William Smellie (5 February 1697, Lanark – 5 March 1763, Lanark) was a Scottish obstetrician.

Life[edit]

He practiced medicine before getting a license, but enrolled later at the University of Glasgow and received his M.D. degree in 1745. After training in obstetrics in London and Paris, he opened a practice in London and began teaching. He invented a "machine", an obstetrical manikin, for instructions. Smellie described the mechanism of labour, designed obstetrical forceps, devised a maneuver to deliver the head of a breech, and published his teachings. He is believed to have painted his own portrait.

Use of forceps by W. Smellie

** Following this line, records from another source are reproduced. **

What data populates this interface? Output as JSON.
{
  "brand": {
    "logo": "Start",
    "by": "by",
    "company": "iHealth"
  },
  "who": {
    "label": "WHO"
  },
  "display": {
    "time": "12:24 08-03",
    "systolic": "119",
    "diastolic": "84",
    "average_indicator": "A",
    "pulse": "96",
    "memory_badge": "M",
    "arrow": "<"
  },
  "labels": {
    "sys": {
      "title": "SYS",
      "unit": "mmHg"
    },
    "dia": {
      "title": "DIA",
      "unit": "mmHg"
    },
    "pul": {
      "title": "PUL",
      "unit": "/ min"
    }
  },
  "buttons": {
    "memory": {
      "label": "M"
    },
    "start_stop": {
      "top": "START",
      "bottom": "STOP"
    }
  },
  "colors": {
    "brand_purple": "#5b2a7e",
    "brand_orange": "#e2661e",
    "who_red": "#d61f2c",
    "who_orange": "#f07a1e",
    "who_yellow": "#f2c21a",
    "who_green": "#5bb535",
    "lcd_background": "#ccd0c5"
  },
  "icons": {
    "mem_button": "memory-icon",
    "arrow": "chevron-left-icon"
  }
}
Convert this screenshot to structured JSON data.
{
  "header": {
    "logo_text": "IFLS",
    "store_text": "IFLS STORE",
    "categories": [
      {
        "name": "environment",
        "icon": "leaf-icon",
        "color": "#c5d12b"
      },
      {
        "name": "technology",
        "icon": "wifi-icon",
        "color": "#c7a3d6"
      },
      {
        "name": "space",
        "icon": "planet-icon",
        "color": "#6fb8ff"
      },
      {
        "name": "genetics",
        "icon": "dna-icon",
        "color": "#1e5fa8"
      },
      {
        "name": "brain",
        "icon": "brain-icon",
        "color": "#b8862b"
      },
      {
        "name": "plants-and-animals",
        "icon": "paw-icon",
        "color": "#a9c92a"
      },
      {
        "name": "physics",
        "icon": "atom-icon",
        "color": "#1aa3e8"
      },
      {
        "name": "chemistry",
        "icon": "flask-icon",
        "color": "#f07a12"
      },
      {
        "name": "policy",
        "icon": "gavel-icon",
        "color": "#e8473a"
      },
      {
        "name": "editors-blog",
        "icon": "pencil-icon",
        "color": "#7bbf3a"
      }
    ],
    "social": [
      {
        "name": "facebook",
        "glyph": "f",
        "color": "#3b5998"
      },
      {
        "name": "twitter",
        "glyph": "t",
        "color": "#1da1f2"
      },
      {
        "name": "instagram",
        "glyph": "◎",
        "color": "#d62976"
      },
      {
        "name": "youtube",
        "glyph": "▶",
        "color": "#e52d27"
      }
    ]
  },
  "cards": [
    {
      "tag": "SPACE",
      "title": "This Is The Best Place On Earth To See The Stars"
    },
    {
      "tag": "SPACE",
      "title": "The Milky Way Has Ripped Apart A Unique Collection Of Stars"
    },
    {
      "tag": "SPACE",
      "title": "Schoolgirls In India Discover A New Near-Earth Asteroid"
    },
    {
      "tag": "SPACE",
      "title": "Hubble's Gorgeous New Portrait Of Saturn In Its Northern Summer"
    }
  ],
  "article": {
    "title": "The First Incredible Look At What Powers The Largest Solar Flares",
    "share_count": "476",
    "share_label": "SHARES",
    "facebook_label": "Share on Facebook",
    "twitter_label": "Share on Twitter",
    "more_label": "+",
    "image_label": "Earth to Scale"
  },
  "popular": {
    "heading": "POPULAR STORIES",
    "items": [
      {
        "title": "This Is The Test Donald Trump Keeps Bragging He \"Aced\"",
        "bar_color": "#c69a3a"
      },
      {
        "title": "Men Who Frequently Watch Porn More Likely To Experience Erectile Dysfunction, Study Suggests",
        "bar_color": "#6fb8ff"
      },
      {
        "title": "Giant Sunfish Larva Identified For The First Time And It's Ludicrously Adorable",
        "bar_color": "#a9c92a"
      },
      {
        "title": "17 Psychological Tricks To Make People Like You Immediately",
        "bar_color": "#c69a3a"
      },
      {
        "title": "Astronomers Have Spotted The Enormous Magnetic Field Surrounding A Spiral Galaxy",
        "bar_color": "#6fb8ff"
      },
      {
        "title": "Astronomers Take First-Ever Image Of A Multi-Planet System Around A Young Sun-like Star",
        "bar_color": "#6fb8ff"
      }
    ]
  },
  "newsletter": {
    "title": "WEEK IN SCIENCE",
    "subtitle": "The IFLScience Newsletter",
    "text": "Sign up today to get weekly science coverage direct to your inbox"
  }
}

Controversy[edit]

Smellie, together with his former pupil William Hunter and his brother John Hunter, was accused to be involved in either murdering pregnant women or of showing a callous disregard for where his corpses came from. The arguments is the large number of the pregnant corpses Hunter was able to obtain.[1] However, the debate continues and this accusation is widely contested by other scholars.[2]

Legacy[edit]

The tomb in which William Smellie (and later his wife) was buried still stands in the St. Kentigerns section of the state run Lanark graveyard. The William Smellie Memorial Hospital which provided maternity services in Lanark closed in the early 1990s and was re-located to a unit at the Law Hospital in Carluke. This was also closed recently and maternity services moved to Wishaw General Hospital.

References[edit]

  1. ^ Shelton, D. C. (February 2010). "The Emperor's new clothes". Journal of the Royal Society of Medicine 103 (2): 46–50. doi:10.1258/jrsm.2009.090295. PMC 2813782. PMID 20118333. 
  2. ^ Campbell, Denis (7 February 2010). "Founders of British obstetrics 'were callous murderers'". The Observer. 

External links[edit]